[Stored dataset items]
Content starts
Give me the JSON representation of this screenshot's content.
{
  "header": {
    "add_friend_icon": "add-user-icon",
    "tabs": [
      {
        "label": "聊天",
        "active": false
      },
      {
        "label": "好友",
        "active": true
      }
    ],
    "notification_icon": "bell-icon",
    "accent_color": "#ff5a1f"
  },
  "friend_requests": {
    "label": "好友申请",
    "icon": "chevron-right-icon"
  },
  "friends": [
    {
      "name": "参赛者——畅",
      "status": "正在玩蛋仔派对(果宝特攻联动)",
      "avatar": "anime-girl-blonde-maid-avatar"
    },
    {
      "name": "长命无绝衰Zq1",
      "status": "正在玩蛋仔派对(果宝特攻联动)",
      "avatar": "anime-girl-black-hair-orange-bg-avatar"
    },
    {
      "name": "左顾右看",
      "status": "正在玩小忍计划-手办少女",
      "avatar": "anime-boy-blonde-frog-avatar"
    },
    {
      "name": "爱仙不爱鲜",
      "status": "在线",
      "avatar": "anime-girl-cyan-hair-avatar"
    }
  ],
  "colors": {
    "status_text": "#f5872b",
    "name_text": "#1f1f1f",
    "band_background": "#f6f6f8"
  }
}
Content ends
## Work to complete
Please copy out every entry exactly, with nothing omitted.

## Response area
Give me the JSON representation of this screenshot's content.
{
  "header": {
    "add_friend_icon": "add-user-icon",
    "tabs": [
      {
        "label": "聊天",
        "active": false
      },
      {
        "label": "好友",
        "active": true
      }
    ],
    "notification_icon": "bell-icon",
    "accent_color": "#ff5a1f"
  },
  "friend_requests": {
    "label": "好友申请",
    "icon": "chevron-right-icon"
  },
  "friends": [
    {
      "name": "参赛者——畅",
      "status": "正在玩蛋仔派对(果宝特攻联动)",
      "avatar": "anime-girl-blonde-maid-avatar"
    },
    {
      "name": "长命无绝衰Zq1",
      "status": "正在玩蛋仔派对(果宝特攻联动)",
      "avatar": "anime-girl-black-hair-orange-bg-avatar"
    },
    {
      "name": "左顾右看",
      "status": "正在玩小忍计划-手办少女",
      "avatar": "anime-boy-blonde-frog-avatar"
    },
    {
      "name": "爱仙不爱鲜",
      "status": "在线",
      "avatar": "anime-girl-cyan-hair-avatar"
    }
  ],
  "colors": {
    "status_text": "#f5872b",
    "name_text": "#1f1f1f",
    "band_background": "#f6f6f8"
  }
}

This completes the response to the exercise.